*Thanks to the good folks at Impex Beverages for the sample.
Benrinnes, from the Scots Gaelic, Beinnroinn, means “promontory hill”. A rather uninspired name if you ask me, but maybe on the day it was named it was bitterly cold, wet, and windy and the group of guys out naming stuff had had enough and just said, “Fuck it, that one’s called promontory hill, let’s go home”. Sure there might have been one stickler amongst them, you know the type, that pointed out that a “promontory” is a piece of land, a headland if you will, that juts out into a body of water, and that the now-named Beinnroinn was actually nowhere near a body of water to jut out into. On cold, wet, windy days in the Scottish Highlands, guys out naming stuff have no time for such trivial semantics, so Benrinnes it is.
At the foot of Benrinnes lies the Benrinnes distillery. Now a part of Diageo’s line-up and used almost exclusively as a producer of malt for the mammoth J&B, Johnnie Walker, and Crawford’s 3-Star blends, Benrinnes has actually been in existence, more or less, since 1826. I say more or less because in 1829 it was destroyed in a flood (there’s that body of water, I guess), in 1896, it was destroyed by fire, and in 1955 it was destroyed by its owners, Dewars, in order to rebuild a more modern facility. This 26 year old, ex-sherry cask matured beauty from Ian Macleod’s Chieftain’s Range was bottled (456 of ’em) at cask strength and is as always, non chill-filtered.
The Nose: A rather subtle and complex nose that at first seems much younger than 26 years. Dark chocolate brownies. tart citrus, limes and under-ripe orange, and grape skins. Walnuts, damp leather, and fresh-cut green wood. A slight, flinty hint of almost rubbery peat in the background. A splash of water seems to add more maturity, deepening the cocoa and nutty quality.
The Palate: A rather heavy mouthfeel with early notes of orange, burnt caramel and toasty grain. Chocolate covered cherries and baked cinnamon apple something-or-other lead to a big swell of spice and wood. Lots of cinnamon and old oak, full of tannins and rough clove. The chocolate-y sweetness carries through and is complimented nicely at the end with a wisp of greenish woodsmoke. Water really makes the palate shine, giving more depth to the sweeter notes, smoothing out the wood and spice without taking away any of the power, and boosting that little bit of smoke.
The Finish: More toasty breadiness and baked dark chocolate dessert with that tiny bit of peat-ishness and nice longish kiss of green woodsmoke lingering on. All this is drawn out even further with water.
Thoughts: Uh, wow…this is a crazy little whisky. At strength the nose comes across as far younger, there’s little there that would make you think this was aged for 26 years on a sherry butt. The palate does have more age appropriate moments, but it really takes a little water to open this one up and shows its true colors.
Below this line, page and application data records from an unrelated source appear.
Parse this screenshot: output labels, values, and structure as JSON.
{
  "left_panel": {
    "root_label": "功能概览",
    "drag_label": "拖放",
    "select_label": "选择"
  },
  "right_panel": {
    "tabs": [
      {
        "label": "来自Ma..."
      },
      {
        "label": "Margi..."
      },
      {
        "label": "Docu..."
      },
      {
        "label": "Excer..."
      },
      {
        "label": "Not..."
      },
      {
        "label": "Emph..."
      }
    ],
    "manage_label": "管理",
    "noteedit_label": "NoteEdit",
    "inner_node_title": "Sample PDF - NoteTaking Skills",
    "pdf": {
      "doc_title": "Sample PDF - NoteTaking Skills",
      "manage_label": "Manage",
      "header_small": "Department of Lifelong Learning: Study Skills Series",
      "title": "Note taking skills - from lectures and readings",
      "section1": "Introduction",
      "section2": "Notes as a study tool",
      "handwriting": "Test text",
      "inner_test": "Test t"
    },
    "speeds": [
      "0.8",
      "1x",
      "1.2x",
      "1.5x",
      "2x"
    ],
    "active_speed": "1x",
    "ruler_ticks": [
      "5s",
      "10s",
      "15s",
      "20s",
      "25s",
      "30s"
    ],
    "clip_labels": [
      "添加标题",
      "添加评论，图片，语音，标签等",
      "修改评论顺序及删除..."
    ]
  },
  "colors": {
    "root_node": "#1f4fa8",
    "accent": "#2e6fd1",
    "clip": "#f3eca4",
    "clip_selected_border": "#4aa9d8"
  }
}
It’s complex, unique and a little all over the place but not really in a negative way. This is one of those whiskies that may take you more than half the bottle to really figure it out…but it will be well worth it. Recommended.
Chieftain’s 1984 Benrinnes 26 Year Old, Speyside